(Legalization involves bringing the supply of narcotics under government control and heavily regulating their distribution and sale. Decriminalization simply removes judicial penalties for possessing drugs, leaving supply in the hands of criminals who might cut drugs like heroin with even more dangerous substances such as fentanyl.)
Also in the room with the prime minister were Thomas Kerr, a lead researcher with the B.C. Centre for Excellence in HIV/AIDS, Portland Hotel Society executive director Jennifer Breakspear, and Sue Ouelette, a frontline responder who works at one of the city’s new injection sites.
Other key points those stakeholders were in agreement on were the need for the declaration of a federal health emergency and for more funding for treatment options.
“The entire room wanted a national emergency or a national crisis proclaimed,” Culbertson said. “If we are not talking about it on a national level, as a national emergency, then the drug users’ lives are not equal to other lives that are lost.”
Trudeau made no commitment to any policy during the meeting.
“He just listened,” Culbertson said. “Being in the room and having so much common ground with such a diverse group of first responders and stakeholders was comforting. And I felt that our voices were heard.”
Health Canada referred questions to the Ministry of Justice, which referred questions to the Prime Minister’s Office, which did not respond by deadline.
On the campaign trail in Vancouver in March 2015, a journalist with the UBC-based Cited podcast asked Trudeau for his position on prohibition.
“I disagree with loosening any of the prohibition on harder drugs,” Trudeau responded. “I think that there is much that we can and should be doing around harm reduction. Insite is a great model of that, and I certainly want to see more safe injection sites opened around the country. And I am firm on the fact marijuana needs to be controlled and regulated and that prohibition isn’t working. But I’m not in favour of loosening restrictions on harder drugs.”

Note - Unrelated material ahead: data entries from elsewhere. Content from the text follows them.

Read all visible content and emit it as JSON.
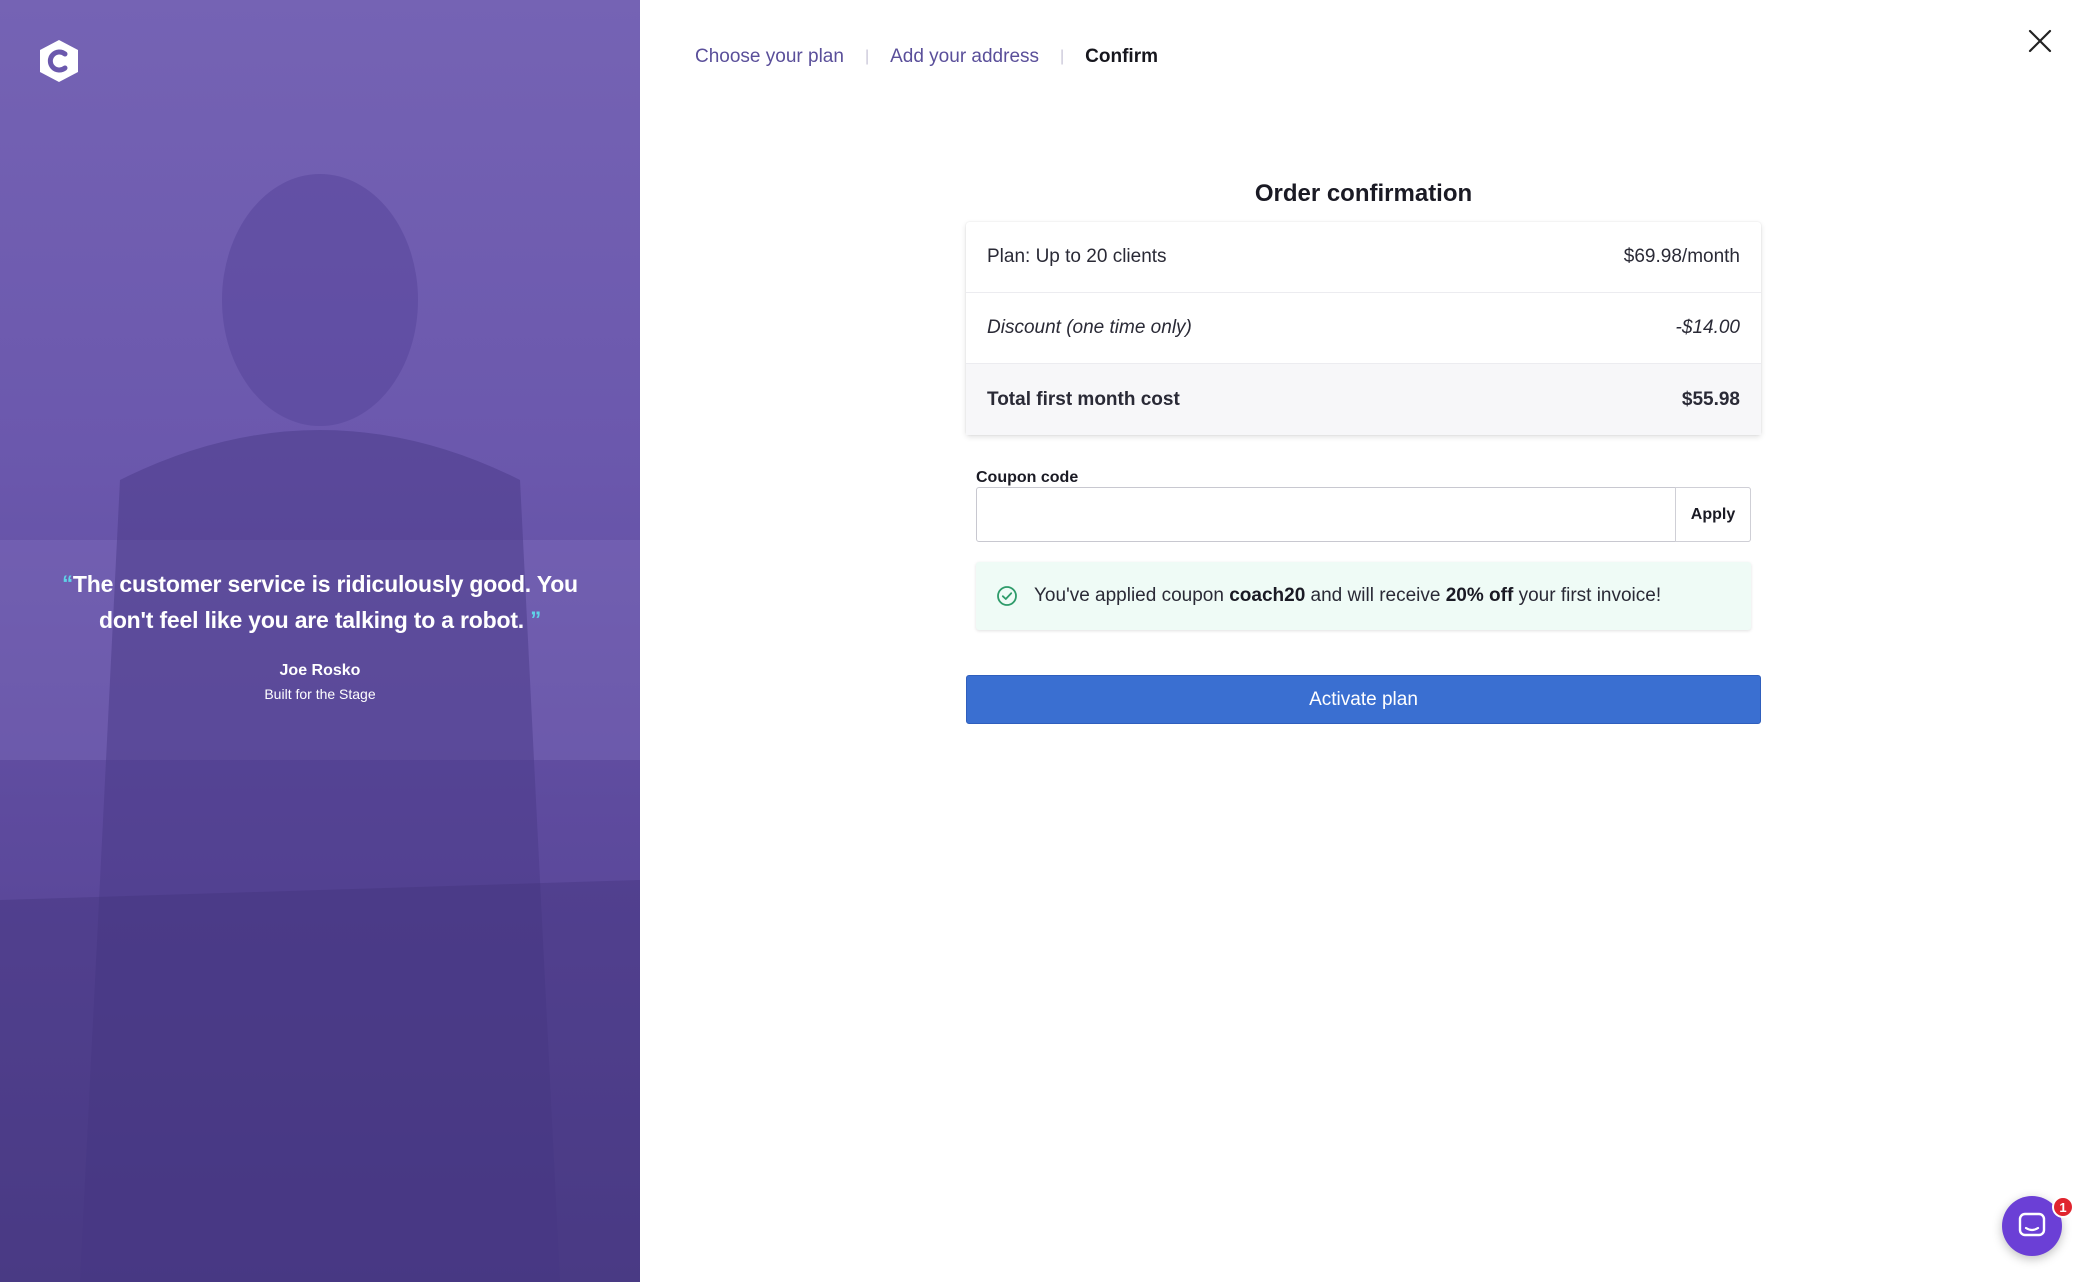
{
  "colors": {
    "brand_purple": "#6b58ad",
    "accent_blue": "#3a6fd1",
    "success_green": "#2e9b6a",
    "quote_mark": "#5fd3e8"
  },
  "testimonial": {
    "open_mark": "“",
    "text": "The customer service is ridiculously good. You don't feel like you are talking to a robot.",
    "close_mark": "”",
    "author": "Joe Rosko",
    "company": "Built for the Stage"
  },
  "steps": [
    {
      "label": "Choose your plan"
    },
    {
      "label": "Add your address"
    },
    {
      "label": "Confirm"
    }
  ],
  "step_separator": "|",
  "order": {
    "title": "Order confirmation",
    "rows": [
      {
        "label": "Plan: Up to 20 clients",
        "value": "$69.98/month"
      },
      {
        "label": "Discount (one time only)",
        "value": "-$14.00"
      },
      {
        "label": "Total first month cost",
        "value": "$55.98"
      }
    ]
  },
  "coupon": {
    "label": "Coupon code",
    "value": "",
    "placeholder": "",
    "apply_label": "Apply",
    "success": {
      "prefix": "You've applied coupon ",
      "code": "coach20",
      "middle": " and will receive ",
      "amount": "20% off",
      "suffix": " your first invoice!"
    }
  },
  "activate_label": "Activate plan",
  "chat": {
    "badge": "1"
  },
  "icons": {
    "logo": "brand-logo-icon",
    "close": "close-icon",
    "check": "check-circle-icon",
    "chat": "chat-bubble-icon"
  }
}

Since 2012, the number of fatal overdoses in B.C. has increased, from 273 people to 330 in 2013, 366 in 2014, 510 in 2015, and 914 in 2016. Last year, the synthetic opioid fentanyl was detected in 60 percent of fatal overdoses.
On January 18, the Straight reported that Don Davies, the NDP MP for Vancouver Kingsway and Opposition health critic, said he wants an open debate about legalizing hard drugs in response to the fentanyl crisis.

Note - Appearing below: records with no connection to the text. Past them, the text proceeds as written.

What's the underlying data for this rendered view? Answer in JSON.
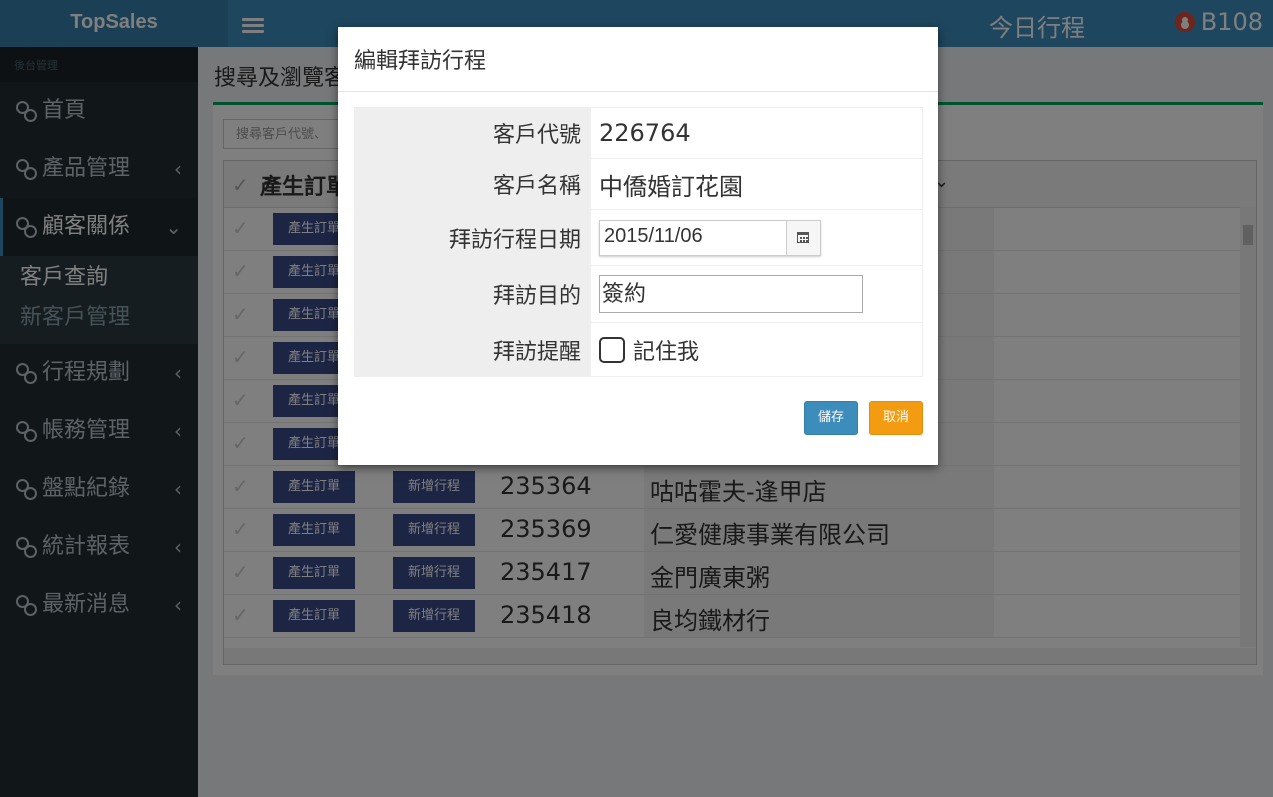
{
  "header": {
    "brand": "TopSales",
    "today_link": "今日行程",
    "user": "B108"
  },
  "sidebar": {
    "heading": "後台管理",
    "items": [
      {
        "label": "首頁"
      },
      {
        "label": "產品管理"
      },
      {
        "label": "顧客關係"
      },
      {
        "label": "行程規劃"
      },
      {
        "label": "帳務管理"
      },
      {
        "label": "盤點紀錄"
      },
      {
        "label": "統計報表"
      },
      {
        "label": "最新消息"
      }
    ],
    "sub": [
      "客戶查詢",
      "新客戶管理"
    ]
  },
  "content": {
    "title": "搜尋及瀏覽客",
    "search_placeholder": "搜尋客戶代號、",
    "grid_header": "產生訂單",
    "btn_order": "產生訂單",
    "btn_schedule": "新增行程",
    "rows": [
      {
        "code": "",
        "name": ""
      },
      {
        "code": "",
        "name": ""
      },
      {
        "code": "",
        "name": ""
      },
      {
        "code": "",
        "name": ""
      },
      {
        "code": "",
        "name": ""
      },
      {
        "code": "",
        "name": ""
      },
      {
        "code": "235364",
        "name": "咕咕霍夫-逢甲店"
      },
      {
        "code": "235369",
        "name": "仁愛健康事業有限公司"
      },
      {
        "code": "235417",
        "name": "金門廣東粥"
      },
      {
        "code": "235418",
        "name": "良均鐵材行"
      }
    ]
  },
  "modal": {
    "title": "編輯拜訪行程",
    "fields": {
      "customer_code_label": "客戶代號",
      "customer_code": "226764",
      "customer_name_label": "客戶名稱",
      "customer_name": "中僑婚訂花園",
      "visit_date_label": "拜訪行程日期",
      "visit_date": "2015/11/06",
      "purpose_label": "拜訪目的",
      "purpose": "簽約",
      "reminder_label": "拜訪提醒",
      "remember_me": "記住我"
    },
    "save": "儲存",
    "cancel": "取消"
  }
}
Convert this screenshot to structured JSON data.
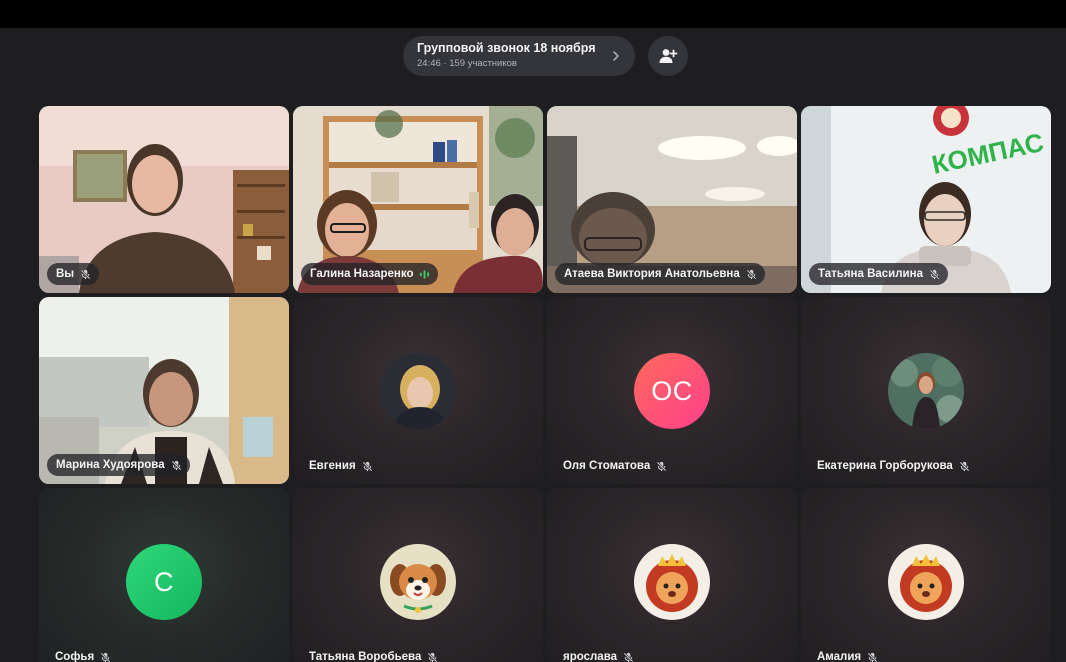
{
  "call": {
    "title": "Групповой звонок 18 ноября",
    "subtitle": "24:46 · 159 участников"
  },
  "icons": {
    "title_chevron": "chevron-right-icon",
    "add_participant": "add-participant-icon",
    "mic_muted": "mic-muted-icon",
    "speaking": "speaking-wave-icon"
  },
  "colors": {
    "speaking_border": "#3bd16f",
    "oc_avatar": "#ff4f7b",
    "s_avatar": "#1fcb6a"
  },
  "participants": [
    {
      "name": "Вы",
      "kind": "video",
      "muted": true
    },
    {
      "name": "Галина Назаренко",
      "kind": "video",
      "speaking": true
    },
    {
      "name": "Атаева Виктория Анатольевна",
      "kind": "video",
      "muted": true
    },
    {
      "name": "Татьяна Василина",
      "kind": "video",
      "muted": true
    },
    {
      "name": "Марина Худоярова",
      "kind": "video",
      "muted": true
    },
    {
      "name": "Евгения",
      "kind": "avatar-photo",
      "muted": true
    },
    {
      "name": "Оля Стоматова",
      "kind": "avatar-initials",
      "initials": "ОС",
      "muted": true
    },
    {
      "name": "Екатерина Горборукова",
      "kind": "avatar-photo",
      "muted": true
    },
    {
      "name": "Софья",
      "kind": "avatar-initials",
      "initials": "С",
      "muted": true
    },
    {
      "name": "Татьяна Воробьева",
      "kind": "avatar-dog",
      "muted": true
    },
    {
      "name": "ярослава",
      "kind": "avatar-lion",
      "muted": true
    },
    {
      "name": "Амалия",
      "kind": "avatar-lion",
      "muted": true
    }
  ],
  "background_text": {
    "sign": "КОМПАС"
  }
}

“I think we are at the point, as a country, where we can start opening a dialogue about finding a better method of distributing drugs, legally, to those who are addicted to them so that we can avoid the unnecessary death, destruction, and crime that is so clearly associated with the current model [prohibition],” Davies said. “I am in favour of starting that dialogue.”
In a December interview with the Straight, B.C. health minister Terry Lake said he has heard conversations about legalization happening at the federal level and that he is interested in those debates but at this time has no position on the issue.

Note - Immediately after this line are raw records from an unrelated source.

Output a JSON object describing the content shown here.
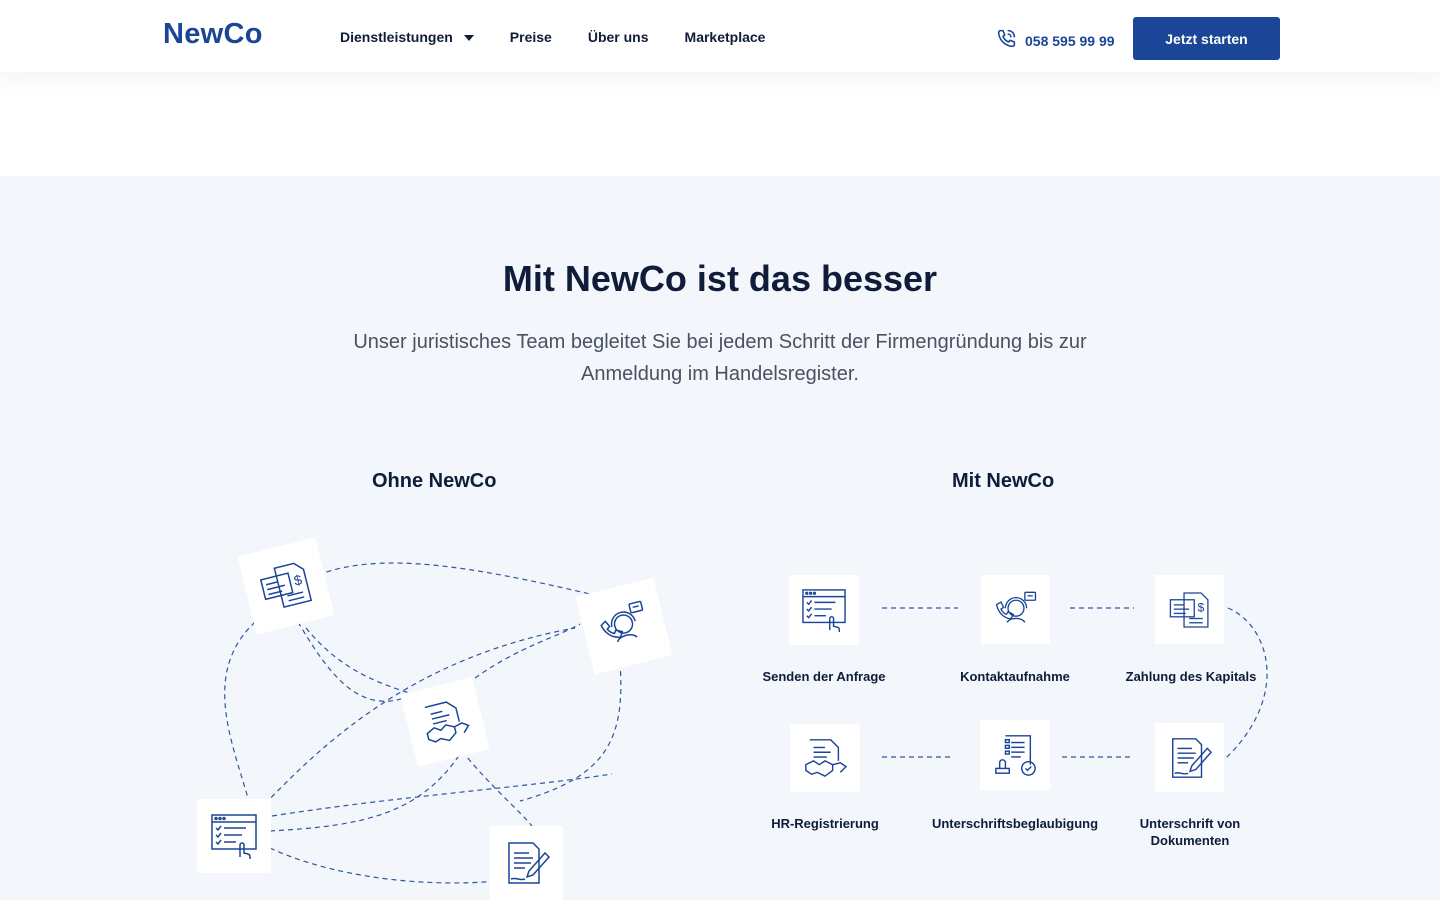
{
  "header": {
    "logo": "NewCo",
    "nav": [
      {
        "label": "Dienstleistungen",
        "has_dropdown": true
      },
      {
        "label": "Preise"
      },
      {
        "label": "Über uns"
      },
      {
        "label": "Marketplace"
      }
    ],
    "phone": "058 595 99 99",
    "cta_label": "Jetzt starten"
  },
  "section": {
    "title": "Mit NewCo ist das besser",
    "subtitle": "Unser juristisches Team begleitet Sie bei jedem Schritt der Firmengründung bis zur Anmeldung im Handelsregister.",
    "left_title": "Ohne NewCo",
    "right_title": "Mit NewCo",
    "steps": [
      {
        "label": "Senden der Anfrage",
        "icon": "form-click-icon"
      },
      {
        "label": "Kontaktaufnahme",
        "icon": "support-agent-icon"
      },
      {
        "label": "Zahlung des Kapitals",
        "icon": "invoice-dollar-icon"
      },
      {
        "label": "HR-Registrierung",
        "icon": "handshake-document-icon"
      },
      {
        "label": "Unterschriftsbeglaubigung",
        "icon": "stamp-document-icon"
      },
      {
        "label": "Unterschrift von Dokumenten",
        "icon": "document-pen-icon"
      }
    ]
  },
  "colors": {
    "brand": "#1b4597",
    "text": "#0f1c3a",
    "muted": "#4a5163",
    "section_bg": "#f3f6fa"
  }
}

“When I was at the opioid summit in Ottawa [on November 18], people would bring this up,” he said. “The federal government, really, has the policy pen on the way we look at controlled substances. A lot of people are saying we should be like some countries in Europe and just legalize all drugs and make sure there is a safe supply. But I’m not sure; I don’t know enough.”
Attending the meeting with Trudeau for the provincial government was Linda Lupini, executive vice president for the Provincial Health Services Authority and B.C. Emergency Health Services.
She told the Straight she stressed to the prime minister the toll the overdose epidemic it taking on B.C.’s first responders.
“There is a another set of victims developing here,” Lupini said. “Those are some of the community support workers and our first responders. This is taking an emotional toll and a physical toll that’s unprecedented. And to keep a workforce resilient in a situation like this is extremely difficult.”
Asked about legalization, Lupini said that’s a question outside of her area of expertise.